Telnet remains a useful, albeit insecure, way to troubleshoot Linux-powered servers.
More articles by Juliet Kemp
There are many options for online collaboration, but WebDAV remains a useful and straightforward way to share files. Software support at both the server and client ends sweetens the deal further.
The latest version of the popular open source server OS was designed with enterprises in mind. With a strong focus on scalability and flexibility, as well as support for physical and virtual servers and cloud computing, there's something for every organization to get excited about.
Need both mailing list and forum software but don't want to chose one over the other? Consider this open source server hybrid.
Apache Tomcat is open source software that implements Java Servlet and JavaServer Pages, enabling sites to run Java servlets and Java-based dynamic content. Version 7.0.2 is in a mature beta, but is it data center ready?
Enhance Screen on your screen with Byobu, open source software that makes Screen more user friendly and functional.
SSH's escape character may be one of its best kept secrets. Using '~' can suspend a session as well as a host of other escape sequences. Learn how to get the most out of these open source software shortcuts.
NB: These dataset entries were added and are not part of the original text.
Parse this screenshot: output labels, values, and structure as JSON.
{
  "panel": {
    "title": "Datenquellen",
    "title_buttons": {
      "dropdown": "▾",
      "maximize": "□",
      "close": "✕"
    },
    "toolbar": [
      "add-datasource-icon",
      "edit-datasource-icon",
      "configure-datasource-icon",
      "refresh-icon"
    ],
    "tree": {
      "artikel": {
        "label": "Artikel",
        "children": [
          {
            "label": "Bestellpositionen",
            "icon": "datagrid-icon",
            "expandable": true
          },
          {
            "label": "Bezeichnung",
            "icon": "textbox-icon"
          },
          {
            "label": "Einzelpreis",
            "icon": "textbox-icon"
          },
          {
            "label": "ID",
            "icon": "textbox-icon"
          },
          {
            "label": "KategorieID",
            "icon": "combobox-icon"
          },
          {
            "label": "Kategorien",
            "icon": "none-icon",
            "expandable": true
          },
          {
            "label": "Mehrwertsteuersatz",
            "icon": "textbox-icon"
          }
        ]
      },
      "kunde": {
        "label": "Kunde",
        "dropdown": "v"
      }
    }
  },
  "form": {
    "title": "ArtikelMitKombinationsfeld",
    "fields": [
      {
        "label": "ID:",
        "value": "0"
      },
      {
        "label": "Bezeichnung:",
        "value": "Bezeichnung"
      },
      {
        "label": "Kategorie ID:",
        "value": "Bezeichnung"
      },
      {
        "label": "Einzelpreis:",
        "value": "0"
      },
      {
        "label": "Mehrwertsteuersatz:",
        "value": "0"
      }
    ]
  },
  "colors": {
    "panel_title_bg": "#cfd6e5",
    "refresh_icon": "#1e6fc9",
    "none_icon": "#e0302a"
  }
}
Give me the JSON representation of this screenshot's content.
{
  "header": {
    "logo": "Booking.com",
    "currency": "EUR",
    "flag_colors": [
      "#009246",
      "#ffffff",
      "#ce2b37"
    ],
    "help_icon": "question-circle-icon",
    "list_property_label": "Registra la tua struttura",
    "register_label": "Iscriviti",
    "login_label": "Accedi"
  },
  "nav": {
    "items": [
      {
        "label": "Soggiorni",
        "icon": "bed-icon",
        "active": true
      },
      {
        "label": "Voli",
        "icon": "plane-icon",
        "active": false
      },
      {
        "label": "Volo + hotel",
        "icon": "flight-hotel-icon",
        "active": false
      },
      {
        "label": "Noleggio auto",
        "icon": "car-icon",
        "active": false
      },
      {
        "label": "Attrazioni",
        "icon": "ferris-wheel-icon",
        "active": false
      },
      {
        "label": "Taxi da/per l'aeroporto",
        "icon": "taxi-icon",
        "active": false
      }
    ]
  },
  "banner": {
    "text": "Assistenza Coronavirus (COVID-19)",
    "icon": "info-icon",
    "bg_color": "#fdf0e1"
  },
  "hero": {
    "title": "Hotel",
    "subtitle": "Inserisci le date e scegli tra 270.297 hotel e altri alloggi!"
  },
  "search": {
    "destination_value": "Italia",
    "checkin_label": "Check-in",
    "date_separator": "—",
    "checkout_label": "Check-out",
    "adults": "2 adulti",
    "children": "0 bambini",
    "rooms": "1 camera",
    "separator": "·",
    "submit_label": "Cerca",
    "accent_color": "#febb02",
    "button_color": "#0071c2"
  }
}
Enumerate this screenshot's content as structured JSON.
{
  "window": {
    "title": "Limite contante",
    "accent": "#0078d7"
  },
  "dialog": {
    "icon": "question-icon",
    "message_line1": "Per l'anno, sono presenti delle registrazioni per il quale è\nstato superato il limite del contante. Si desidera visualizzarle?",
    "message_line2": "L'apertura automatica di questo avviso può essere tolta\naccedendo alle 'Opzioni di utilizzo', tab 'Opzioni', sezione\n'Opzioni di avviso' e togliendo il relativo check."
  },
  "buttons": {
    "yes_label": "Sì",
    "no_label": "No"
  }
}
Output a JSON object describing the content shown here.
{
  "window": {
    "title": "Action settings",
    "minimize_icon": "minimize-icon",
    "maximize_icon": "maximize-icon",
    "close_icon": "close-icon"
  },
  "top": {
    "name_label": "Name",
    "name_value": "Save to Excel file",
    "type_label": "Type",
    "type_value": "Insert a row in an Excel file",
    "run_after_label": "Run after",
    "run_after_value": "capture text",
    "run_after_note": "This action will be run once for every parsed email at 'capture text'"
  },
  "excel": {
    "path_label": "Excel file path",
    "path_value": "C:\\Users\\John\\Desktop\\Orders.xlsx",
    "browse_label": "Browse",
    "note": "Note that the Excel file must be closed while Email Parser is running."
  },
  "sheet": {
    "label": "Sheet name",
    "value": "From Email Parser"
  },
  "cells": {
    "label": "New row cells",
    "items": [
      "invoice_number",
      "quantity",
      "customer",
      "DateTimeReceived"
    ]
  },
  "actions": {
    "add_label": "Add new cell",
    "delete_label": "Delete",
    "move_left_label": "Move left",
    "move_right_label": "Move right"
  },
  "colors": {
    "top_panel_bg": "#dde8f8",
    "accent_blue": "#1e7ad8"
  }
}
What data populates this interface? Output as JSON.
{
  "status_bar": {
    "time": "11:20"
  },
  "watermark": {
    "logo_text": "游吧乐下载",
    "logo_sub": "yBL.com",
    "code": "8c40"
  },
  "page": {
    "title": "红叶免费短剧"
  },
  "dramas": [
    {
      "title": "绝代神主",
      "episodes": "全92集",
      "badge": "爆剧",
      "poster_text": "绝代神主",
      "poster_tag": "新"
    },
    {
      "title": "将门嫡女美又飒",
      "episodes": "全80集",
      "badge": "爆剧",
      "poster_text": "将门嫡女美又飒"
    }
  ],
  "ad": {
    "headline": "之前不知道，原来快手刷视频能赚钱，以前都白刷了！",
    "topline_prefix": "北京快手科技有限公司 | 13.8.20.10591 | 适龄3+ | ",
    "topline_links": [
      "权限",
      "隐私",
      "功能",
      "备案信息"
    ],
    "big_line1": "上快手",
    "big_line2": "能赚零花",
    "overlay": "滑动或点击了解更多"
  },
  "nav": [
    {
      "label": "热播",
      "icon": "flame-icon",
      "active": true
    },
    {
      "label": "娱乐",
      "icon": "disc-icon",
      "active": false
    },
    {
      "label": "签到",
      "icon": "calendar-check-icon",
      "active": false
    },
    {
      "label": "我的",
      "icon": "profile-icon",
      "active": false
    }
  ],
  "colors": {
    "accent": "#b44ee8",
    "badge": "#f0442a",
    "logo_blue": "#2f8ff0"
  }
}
Mutt and PuTTY are a great open source combo for managing mail, but they're not without their failings. Here's a quick tip for using PuTTY to fix problems with line-drawn characters in Mutt.
FreeBSD may not be as popular or as well known as other operating systems, but that doesn't mean it's not reliable or robust enough for most enterprise tasks. See how it fares when taken out for a spin.
The Windows SSH client, PuTTY, is incredibly useful and becomes even more so when set up with a private/public keypair.
Gnome-do is an open source software solution to getting things done. The Gnome application launcher enables users to specify particular actions to take on whatever file or application they wish.
When disks fill up, strange errors occur. Determine if and where you have a disk space shortage, and learn how to resolve it.
When using Bash, the decision to use single quotes or double quotes depends on exactly what you want to do. Find out what each does and when to use them.
The ncurses-based file manager Ranger is a console tool worth checking out and taking the time to learn.
Get even more out of the open source software editor, Vim, by taking advantage of its scripting capabilities.
Untangling the many tentacles of this popular proxy server is well worth the effort.
Command-line users are often well-acquainted with Less, More's backward-scrollable cousin. Here are a few not-so-well-known useful commands and shortcuts that may make Less even more valuable to you.
Google tools are useful. If you're an Ubuntu or Debian user, you can now get even more out of them with GoogleCL.
Most admins know WebDAV, but davfs2 isn't as well known. With this open source software tool, you can connect to WebDAV server as a regular filesystem, thus allowing applications that don't support WebDAV to access shared resources via WebDAV.
Life may not come with an undo button, but fortunately open source software does. With the open source software, Git, it's all too easy to unintentionally commit a file. Fortunately, it's also easy to turn back time.
With Sudo, a sys admin can allow certain users to run commands as root or another user while providing an audit trail of the commands and their arguments. Unfortunately, increased privileges usually apply only to the first command typed. Here's how to extend them to any input or output redirection.
Commandlinefu is a simple repository for storing and sharing shell commands with the rest of the world. Here are three new command-line one liners that stand out.
Tip of the Trade: Type 'history' at the Bash command prompt, and you'll get a list of your previous commands. Sure, you can scroll up and down to find the ones you're looking for, but did you know there are faster ways to find what you need as well as handy shortcuts to making use of them.
Tip of the Trade: There are three major ways of invoking bash, all of which behave differently when reading in settings files. The one to pick depends on the scope and implementation of the settings being changed.
Tip of the Trade: If you find yourself using the same commands over and over between Vim session, it's time to consider permanently saving your macros.